Also, when you have confronted a situation and the person is determined not to change, all you can say at that point is, “Have it your way.” Sometimes only God can get through to a person. Then, there are the times when it is best to let life teach the person a lesson (e.g., If I continue to use my friends, they will walk away from me completely. etc.).
Abdicator: “I’ll run away.”
I call this the “Ramsey approach.” ~smile~ (Note: Ramsey is our lovable, female, golden retriever – I’m not talking about Dave Ramsey… though, I imagine he’s more like the Dictator type above like my husband ~smile~). If there is conflict in the air, she will run to the refuge of her crate. “My master caught me digging in the trash again and he is coming to confront me. I will run, hide, and cower until he is happy again!”
This approach is ideal for canines, but it does not work well long-term for humans. Even though there are times when it is better to walk away from situations, it is not a healthy default conflict management style. If we get in a pattern of running from our problems, we may find relief for a while, but it will come at the cost of functional relationships. It is not comfortable to confront (especially if you are not practiced at it), but the alternative is worse… much worse.
Abdicating is a good approach only when it is for a short season. Have you ever been blind-sided by difficult situations? Accused of cheating for no apparent reason? Yelled at by a friend who misunderstood some rogue gossip? Believing a neighbor has been stealing your newspaper? In cases where you are not sure what to do, taking a step back to ponder and pray is not a bad idea as long as it is not a clever way to wiggle out of a confrontation.
Collaborator: “Let’s find a way.”
I call this the “mature approach” and I wish it was my first instinct! Hopefully, someday it will be. ~smile~ Deborah says, “One who collaborates when dealing with conflicts does so by cooperating, joining forces, uniting, pulling together, participating, and co-laboring.” This person looks for the win-win. How can we both be happy? How can we tackle this issue to where we can find a compromise and all feel heard?
Here are a few concepts to consider when attempting the collaborator’s approach.
- Who can change the situation? Don’t waste time complaining to people who cannot effect change (otherwise known as gossip). Figure out who needs to be addressed and plan an effective way to approach him or her (or them).
- What do you want? Before trying to make a change, be sure you know exactly what you want.

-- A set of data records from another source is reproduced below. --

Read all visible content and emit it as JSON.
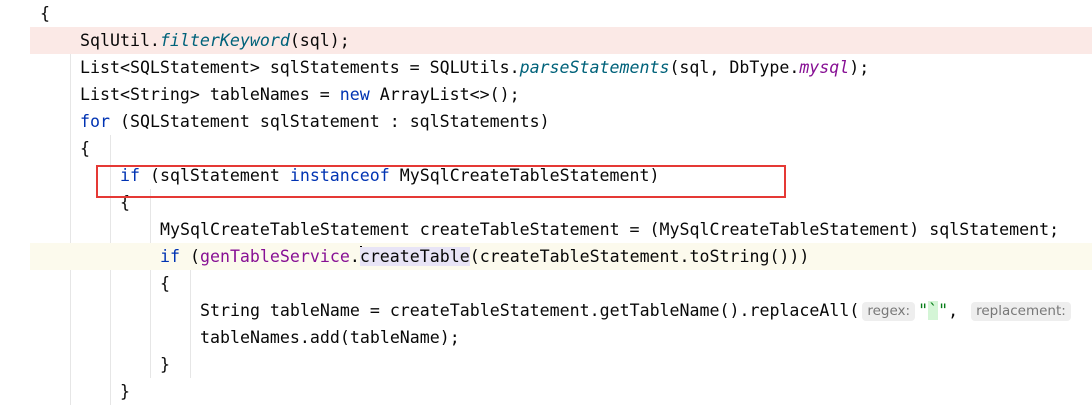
{
  "editor": {
    "highlight_color": "#e53935",
    "lines": [
      {
        "indent": 1,
        "tokens": [
          {
            "t": "{"
          }
        ]
      },
      {
        "indent": 2,
        "style": "err",
        "tokens": [
          {
            "t": "SqlUtil."
          },
          {
            "t": "filterKeyword",
            "c": "mth"
          },
          {
            "t": "(sql);"
          }
        ]
      },
      {
        "indent": 2,
        "tokens": [
          {
            "t": "List<SQLStatement> sqlStatements = SQLUtils."
          },
          {
            "t": "parseStatements",
            "c": "mth"
          },
          {
            "t": "(sql, DbType."
          },
          {
            "t": "mysql",
            "c": "fld"
          },
          {
            "t": ");"
          }
        ]
      },
      {
        "indent": 2,
        "tokens": [
          {
            "t": "List<String> tableNames = "
          },
          {
            "t": "new",
            "c": "kw"
          },
          {
            "t": " ArrayList<>();"
          }
        ]
      },
      {
        "indent": 2,
        "tokens": [
          {
            "t": "for",
            "c": "kw"
          },
          {
            "t": " (SQLStatement sqlStatement : sqlStatements)"
          }
        ]
      },
      {
        "indent": 2,
        "tokens": [
          {
            "t": "{"
          }
        ]
      },
      {
        "indent": 3,
        "tokens": [
          {
            "t": "if",
            "c": "kw"
          },
          {
            "t": " (sqlStatement "
          },
          {
            "t": "instanceof",
            "c": "kw"
          },
          {
            "t": " MySqlCreateTableStatement)"
          }
        ]
      },
      {
        "indent": 3,
        "tokens": [
          {
            "t": "{"
          }
        ]
      },
      {
        "indent": 4,
        "tokens": [
          {
            "t": "MySqlCreateTableStatement createTableStatement = (MySqlCreateTableStatement) sqlStatement;"
          }
        ]
      },
      {
        "indent": 4,
        "style": "cur",
        "tokens": [
          {
            "t": "if",
            "c": "kw"
          },
          {
            "t": " ("
          },
          {
            "t": "genTableService",
            "c": "fld2"
          },
          {
            "t": "."
          },
          {
            "t": "",
            "c": "caret"
          },
          {
            "t": "createTable",
            "c": "word"
          },
          {
            "t": "(createTableStatement.toString()))"
          }
        ]
      },
      {
        "indent": 4,
        "tokens": [
          {
            "t": "{"
          }
        ]
      },
      {
        "indent": 5,
        "tokens": [
          {
            "t": "String tableName = createTableStatement.getTableName().replaceAll("
          },
          {
            "t": "regex:",
            "c": "hint"
          },
          {
            "t": "\"",
            "c": "str"
          },
          {
            "t": "`",
            "c": "tick"
          },
          {
            "t": "\"",
            "c": "str"
          },
          {
            "t": ", "
          },
          {
            "t": "replacement:",
            "c": "hint"
          }
        ]
      },
      {
        "indent": 5,
        "tokens": [
          {
            "t": "tableNames.add(tableName);"
          }
        ]
      },
      {
        "indent": 4,
        "tokens": [
          {
            "t": "}"
          }
        ]
      },
      {
        "indent": 3,
        "tokens": [
          {
            "t": "}"
          }
        ]
      }
    ]
  }
}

Maybe you don’t like some policies at your job, but do you know how you would like those policies changed? Do not ask for change until you know what changes you desire.
- Do not be dissuaded by “the way it has always been.” Just because everyone else is afraid to request a meeting with the boss does not mean you have to follow suit. Just because no one else has ever received a raise does not mean you should not request one.
- Timing is important. When your co-worker comes stomping into work soaking wet with a scowl on her face it is probably not the best time to address a problem. Wait until she is in a good and rational state of mind before proceeding.
- Seek a positive outcome for everyone. We will not always get what we want in life. Even royalty endures disappointments. To effectively resolve conflicts, a Collaborator looks for solutions that suit everyone. Though no one will get everything they want, he or she will try to get everyone to have something they want… a compromise that satisfies everyone (all the mature parties, anyway).
Now that I am aware of the different styles of conflict management, I can strive to improve my confrontation skills. I have come to grips with the truth about myself (I tend to accommodate and abdicate), so I can take steps to become a more effective collaborator. Thank you, Deborah, for writing a clear, concise, easily understood confrontation handbook for the layman!
What is your conflict management style? How has it worked for you in the past?